DESCRIPTION OF THE TASK:
Scan the data below. Pull out each line where "fill" occurs.

INFORMATION SUPPLIED:

....

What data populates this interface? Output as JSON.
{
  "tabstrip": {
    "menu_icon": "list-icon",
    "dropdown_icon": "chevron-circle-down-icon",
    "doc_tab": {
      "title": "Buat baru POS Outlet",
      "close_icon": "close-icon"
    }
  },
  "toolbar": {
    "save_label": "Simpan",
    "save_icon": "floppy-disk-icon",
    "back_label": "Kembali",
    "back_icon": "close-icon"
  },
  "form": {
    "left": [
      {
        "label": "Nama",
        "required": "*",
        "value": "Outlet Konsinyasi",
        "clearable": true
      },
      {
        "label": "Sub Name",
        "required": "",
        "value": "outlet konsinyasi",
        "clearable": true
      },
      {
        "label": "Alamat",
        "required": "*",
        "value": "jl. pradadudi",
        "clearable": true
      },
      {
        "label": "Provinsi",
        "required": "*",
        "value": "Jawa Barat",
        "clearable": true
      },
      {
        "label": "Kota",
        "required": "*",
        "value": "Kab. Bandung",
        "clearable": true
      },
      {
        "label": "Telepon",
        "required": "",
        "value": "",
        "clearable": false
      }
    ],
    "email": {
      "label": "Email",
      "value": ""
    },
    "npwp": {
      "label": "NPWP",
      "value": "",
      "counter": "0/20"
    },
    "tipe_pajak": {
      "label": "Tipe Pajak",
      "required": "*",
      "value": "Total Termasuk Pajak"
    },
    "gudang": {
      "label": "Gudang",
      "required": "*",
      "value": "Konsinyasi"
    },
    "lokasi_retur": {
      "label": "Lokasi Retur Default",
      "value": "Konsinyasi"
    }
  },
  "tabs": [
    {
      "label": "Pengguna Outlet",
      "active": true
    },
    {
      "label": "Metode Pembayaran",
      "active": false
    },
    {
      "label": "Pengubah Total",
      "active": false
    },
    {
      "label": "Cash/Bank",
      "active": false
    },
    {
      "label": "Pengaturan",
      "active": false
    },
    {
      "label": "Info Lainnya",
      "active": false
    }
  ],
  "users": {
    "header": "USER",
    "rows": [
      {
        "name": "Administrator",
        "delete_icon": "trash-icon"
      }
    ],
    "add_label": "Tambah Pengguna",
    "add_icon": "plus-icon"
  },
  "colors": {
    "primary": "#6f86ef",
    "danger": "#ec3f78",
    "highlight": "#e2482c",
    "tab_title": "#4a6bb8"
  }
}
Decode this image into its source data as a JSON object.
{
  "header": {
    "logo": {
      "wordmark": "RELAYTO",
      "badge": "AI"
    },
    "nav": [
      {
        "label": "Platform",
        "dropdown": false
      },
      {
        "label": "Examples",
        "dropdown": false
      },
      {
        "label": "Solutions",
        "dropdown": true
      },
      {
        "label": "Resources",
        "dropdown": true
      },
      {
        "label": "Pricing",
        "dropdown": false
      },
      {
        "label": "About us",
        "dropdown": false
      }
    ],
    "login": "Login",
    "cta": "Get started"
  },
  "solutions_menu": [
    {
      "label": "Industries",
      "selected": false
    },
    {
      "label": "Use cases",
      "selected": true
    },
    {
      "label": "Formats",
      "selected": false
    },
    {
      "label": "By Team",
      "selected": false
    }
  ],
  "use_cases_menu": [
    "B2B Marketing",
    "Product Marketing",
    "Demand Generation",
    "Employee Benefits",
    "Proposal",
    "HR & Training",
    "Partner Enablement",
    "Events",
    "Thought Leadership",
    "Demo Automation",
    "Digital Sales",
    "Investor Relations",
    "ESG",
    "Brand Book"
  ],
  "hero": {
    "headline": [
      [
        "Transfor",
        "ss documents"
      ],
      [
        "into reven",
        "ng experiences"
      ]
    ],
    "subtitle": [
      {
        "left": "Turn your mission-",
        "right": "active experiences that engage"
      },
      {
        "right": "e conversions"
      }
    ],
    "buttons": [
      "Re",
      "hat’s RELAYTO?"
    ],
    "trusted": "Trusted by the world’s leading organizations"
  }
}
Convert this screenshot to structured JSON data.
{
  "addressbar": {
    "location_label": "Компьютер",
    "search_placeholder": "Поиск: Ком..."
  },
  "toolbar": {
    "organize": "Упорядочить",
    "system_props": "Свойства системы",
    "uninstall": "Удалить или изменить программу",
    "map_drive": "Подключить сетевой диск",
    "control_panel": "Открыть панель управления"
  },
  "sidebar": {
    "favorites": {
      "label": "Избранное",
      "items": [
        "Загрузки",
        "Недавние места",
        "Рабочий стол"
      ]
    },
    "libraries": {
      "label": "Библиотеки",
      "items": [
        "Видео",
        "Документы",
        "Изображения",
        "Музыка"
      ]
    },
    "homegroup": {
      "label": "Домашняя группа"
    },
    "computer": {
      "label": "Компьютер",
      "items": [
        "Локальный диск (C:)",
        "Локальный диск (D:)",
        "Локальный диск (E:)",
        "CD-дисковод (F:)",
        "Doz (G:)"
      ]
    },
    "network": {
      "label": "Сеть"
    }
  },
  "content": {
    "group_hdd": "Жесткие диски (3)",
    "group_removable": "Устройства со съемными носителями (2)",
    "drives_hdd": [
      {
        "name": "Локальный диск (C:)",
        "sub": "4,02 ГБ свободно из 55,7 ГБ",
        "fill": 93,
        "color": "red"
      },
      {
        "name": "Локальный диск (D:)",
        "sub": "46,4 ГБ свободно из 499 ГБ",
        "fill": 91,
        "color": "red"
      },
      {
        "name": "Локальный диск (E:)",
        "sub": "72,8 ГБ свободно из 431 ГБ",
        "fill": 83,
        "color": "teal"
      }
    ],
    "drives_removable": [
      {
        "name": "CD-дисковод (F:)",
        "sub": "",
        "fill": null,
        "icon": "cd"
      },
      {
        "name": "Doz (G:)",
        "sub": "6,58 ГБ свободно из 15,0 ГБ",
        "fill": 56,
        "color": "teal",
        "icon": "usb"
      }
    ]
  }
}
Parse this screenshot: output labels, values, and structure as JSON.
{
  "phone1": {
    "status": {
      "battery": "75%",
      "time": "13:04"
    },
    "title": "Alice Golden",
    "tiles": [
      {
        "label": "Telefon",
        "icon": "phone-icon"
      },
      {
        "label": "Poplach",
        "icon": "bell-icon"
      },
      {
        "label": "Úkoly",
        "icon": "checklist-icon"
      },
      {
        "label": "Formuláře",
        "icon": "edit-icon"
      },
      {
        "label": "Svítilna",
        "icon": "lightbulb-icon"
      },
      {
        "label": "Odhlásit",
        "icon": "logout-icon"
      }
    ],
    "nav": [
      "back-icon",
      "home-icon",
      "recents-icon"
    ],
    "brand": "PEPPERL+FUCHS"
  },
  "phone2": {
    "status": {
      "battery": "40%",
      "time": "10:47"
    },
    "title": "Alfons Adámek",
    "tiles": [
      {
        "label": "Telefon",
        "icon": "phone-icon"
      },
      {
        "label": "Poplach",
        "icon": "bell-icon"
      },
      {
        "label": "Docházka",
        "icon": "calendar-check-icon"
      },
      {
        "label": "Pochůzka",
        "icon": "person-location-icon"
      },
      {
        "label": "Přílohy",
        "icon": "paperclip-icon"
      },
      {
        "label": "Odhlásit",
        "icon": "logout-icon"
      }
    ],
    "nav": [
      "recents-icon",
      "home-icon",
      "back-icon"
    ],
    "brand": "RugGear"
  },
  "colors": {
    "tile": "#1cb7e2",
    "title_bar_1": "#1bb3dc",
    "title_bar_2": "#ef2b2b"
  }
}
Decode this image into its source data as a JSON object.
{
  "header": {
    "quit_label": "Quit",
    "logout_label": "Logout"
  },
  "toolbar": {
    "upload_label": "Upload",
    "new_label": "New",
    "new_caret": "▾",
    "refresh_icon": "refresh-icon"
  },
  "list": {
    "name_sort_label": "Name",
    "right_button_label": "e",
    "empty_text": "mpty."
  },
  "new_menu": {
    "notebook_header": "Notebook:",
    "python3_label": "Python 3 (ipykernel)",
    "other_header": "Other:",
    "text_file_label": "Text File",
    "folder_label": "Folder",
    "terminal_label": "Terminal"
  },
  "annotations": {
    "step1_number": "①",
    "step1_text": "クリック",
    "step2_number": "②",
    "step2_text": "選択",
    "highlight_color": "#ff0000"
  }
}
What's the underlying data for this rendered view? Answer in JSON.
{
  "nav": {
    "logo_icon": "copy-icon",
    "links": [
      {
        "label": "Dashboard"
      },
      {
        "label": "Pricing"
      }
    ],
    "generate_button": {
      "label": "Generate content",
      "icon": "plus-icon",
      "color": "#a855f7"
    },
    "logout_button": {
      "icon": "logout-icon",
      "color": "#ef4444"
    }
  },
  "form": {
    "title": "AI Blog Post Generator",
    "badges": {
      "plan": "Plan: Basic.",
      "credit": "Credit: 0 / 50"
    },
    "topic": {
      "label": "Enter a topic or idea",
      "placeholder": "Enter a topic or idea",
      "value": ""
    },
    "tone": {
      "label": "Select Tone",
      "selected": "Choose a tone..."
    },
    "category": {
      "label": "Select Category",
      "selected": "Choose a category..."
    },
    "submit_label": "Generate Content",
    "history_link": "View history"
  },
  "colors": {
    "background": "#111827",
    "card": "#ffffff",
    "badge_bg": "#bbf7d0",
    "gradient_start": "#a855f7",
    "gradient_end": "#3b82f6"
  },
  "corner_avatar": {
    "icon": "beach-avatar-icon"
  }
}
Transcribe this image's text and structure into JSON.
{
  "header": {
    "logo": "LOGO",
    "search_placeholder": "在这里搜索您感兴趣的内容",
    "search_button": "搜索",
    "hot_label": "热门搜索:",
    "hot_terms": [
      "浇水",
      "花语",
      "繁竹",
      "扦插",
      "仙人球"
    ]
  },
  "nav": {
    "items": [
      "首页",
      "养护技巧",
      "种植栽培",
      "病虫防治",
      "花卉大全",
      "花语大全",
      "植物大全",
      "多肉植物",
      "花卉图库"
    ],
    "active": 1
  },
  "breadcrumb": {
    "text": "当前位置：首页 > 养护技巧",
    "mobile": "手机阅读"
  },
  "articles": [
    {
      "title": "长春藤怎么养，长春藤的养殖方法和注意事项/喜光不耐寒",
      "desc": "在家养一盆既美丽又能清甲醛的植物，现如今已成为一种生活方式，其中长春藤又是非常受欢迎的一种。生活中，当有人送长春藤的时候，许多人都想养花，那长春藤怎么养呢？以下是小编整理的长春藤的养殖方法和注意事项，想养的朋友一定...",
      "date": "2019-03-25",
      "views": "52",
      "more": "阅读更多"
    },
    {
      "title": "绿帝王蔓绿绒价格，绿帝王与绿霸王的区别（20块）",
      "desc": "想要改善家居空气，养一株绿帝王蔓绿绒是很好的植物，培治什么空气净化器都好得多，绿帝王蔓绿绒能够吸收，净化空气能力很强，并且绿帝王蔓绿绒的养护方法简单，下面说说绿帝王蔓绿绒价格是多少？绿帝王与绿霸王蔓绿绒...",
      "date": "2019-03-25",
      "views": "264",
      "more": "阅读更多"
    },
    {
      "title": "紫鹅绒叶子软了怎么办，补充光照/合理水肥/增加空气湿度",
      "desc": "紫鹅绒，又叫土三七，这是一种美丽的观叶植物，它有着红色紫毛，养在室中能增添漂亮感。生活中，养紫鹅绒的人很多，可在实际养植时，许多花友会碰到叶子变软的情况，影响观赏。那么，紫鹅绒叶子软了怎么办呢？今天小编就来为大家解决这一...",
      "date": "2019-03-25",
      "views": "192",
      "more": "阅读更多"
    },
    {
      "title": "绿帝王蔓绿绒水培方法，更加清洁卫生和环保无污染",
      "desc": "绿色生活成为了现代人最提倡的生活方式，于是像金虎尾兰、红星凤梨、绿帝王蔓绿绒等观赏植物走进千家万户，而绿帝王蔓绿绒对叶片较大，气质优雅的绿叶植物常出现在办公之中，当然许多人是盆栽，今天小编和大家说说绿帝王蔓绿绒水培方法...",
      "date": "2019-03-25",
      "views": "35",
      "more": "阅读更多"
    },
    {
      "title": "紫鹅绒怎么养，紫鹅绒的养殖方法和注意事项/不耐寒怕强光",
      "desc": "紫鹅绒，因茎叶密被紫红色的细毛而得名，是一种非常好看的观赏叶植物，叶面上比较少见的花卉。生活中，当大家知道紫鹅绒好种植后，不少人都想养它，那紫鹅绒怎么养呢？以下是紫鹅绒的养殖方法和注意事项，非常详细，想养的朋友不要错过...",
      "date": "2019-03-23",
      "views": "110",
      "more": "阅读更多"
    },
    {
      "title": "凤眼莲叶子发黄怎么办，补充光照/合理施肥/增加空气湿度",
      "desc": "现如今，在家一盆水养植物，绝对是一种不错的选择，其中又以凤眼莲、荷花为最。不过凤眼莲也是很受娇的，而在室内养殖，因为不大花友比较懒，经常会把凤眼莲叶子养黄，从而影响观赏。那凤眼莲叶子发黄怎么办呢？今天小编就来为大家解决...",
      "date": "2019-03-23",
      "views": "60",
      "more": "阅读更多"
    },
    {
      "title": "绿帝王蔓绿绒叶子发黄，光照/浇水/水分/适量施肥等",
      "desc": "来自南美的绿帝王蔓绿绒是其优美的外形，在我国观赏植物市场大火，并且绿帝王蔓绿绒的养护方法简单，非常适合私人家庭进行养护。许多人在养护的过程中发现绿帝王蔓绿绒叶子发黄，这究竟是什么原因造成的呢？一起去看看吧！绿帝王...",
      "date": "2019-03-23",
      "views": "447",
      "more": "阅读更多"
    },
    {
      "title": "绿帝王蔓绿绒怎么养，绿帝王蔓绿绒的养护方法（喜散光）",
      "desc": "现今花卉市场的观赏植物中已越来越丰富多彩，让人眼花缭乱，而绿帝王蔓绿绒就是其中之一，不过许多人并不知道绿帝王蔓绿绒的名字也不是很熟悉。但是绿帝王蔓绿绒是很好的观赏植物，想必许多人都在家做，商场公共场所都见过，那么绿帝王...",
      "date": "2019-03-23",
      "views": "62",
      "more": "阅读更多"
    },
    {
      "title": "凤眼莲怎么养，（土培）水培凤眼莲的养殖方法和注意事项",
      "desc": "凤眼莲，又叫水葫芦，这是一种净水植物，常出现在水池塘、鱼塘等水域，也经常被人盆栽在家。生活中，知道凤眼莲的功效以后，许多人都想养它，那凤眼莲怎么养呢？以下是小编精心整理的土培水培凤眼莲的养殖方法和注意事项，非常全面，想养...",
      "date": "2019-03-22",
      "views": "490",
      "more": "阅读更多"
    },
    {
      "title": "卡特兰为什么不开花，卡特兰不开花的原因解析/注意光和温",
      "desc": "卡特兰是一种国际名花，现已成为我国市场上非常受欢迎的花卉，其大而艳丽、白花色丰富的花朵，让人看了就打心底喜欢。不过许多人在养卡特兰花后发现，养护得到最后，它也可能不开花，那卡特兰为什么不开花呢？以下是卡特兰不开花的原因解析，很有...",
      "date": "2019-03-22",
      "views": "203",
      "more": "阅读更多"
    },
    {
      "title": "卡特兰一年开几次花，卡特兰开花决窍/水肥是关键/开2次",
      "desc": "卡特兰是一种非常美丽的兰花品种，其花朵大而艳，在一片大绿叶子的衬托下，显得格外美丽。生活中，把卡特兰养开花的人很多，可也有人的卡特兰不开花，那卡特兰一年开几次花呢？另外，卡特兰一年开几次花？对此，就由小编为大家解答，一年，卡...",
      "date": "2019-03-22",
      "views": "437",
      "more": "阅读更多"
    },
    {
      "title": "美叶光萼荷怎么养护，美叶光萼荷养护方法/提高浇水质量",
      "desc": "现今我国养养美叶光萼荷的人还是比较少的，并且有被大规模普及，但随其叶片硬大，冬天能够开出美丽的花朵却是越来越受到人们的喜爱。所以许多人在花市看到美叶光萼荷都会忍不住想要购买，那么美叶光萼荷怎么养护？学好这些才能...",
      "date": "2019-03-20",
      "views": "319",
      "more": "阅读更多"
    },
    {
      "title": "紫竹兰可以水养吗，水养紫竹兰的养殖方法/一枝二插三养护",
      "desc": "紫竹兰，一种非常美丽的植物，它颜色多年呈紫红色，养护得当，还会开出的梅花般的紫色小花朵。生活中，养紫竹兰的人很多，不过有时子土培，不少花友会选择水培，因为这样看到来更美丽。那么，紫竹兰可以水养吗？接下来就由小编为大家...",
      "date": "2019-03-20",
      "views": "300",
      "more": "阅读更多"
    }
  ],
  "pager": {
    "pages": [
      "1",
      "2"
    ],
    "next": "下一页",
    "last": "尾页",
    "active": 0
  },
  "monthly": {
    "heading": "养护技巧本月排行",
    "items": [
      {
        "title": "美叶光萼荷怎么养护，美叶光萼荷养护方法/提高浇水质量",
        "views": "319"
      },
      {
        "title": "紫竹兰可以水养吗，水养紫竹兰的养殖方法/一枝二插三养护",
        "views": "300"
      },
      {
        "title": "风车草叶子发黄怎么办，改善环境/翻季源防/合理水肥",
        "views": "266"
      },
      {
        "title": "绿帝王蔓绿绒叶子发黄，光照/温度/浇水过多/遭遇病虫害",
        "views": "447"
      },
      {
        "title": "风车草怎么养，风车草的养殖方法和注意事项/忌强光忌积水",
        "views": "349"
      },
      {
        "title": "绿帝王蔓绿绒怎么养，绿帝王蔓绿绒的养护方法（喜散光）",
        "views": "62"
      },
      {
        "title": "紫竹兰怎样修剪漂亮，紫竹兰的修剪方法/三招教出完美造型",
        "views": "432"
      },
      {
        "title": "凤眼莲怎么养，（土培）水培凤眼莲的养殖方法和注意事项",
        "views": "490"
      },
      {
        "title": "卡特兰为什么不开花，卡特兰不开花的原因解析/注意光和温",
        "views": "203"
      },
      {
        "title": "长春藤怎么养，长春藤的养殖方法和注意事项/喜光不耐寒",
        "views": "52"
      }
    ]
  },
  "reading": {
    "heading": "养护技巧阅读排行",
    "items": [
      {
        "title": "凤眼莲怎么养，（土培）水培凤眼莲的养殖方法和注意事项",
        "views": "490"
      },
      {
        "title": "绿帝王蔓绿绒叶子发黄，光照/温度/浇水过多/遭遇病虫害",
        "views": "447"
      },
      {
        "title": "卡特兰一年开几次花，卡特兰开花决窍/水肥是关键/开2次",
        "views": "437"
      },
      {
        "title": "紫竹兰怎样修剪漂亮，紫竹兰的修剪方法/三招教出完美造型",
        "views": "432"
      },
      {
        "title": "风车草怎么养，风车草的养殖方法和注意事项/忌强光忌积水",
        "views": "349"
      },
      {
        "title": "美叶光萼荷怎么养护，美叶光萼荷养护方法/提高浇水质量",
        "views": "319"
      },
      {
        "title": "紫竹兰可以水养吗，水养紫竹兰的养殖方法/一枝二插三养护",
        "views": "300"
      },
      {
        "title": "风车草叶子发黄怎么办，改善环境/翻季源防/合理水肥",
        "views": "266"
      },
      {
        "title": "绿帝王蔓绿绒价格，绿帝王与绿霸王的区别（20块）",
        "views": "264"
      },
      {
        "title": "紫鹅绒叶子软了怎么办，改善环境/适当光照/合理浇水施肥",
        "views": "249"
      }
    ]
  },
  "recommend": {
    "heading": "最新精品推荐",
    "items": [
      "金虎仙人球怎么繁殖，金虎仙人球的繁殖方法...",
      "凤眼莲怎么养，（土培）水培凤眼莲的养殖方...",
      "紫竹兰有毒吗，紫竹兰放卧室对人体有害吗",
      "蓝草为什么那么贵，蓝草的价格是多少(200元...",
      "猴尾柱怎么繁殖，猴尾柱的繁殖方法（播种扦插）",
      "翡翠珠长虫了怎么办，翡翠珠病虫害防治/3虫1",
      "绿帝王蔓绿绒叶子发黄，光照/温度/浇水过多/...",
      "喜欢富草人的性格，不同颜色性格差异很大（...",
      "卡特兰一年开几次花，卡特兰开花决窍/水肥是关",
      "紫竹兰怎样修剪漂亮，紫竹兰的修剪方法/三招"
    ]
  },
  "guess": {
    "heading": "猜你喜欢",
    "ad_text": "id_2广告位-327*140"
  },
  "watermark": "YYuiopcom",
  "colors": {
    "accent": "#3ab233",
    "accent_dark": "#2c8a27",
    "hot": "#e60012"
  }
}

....

WRITTEN SOLUTION:
        "fill": 93,
        "fill": 91,
        "fill": 83,
        "fill": null,
        "fill": 56,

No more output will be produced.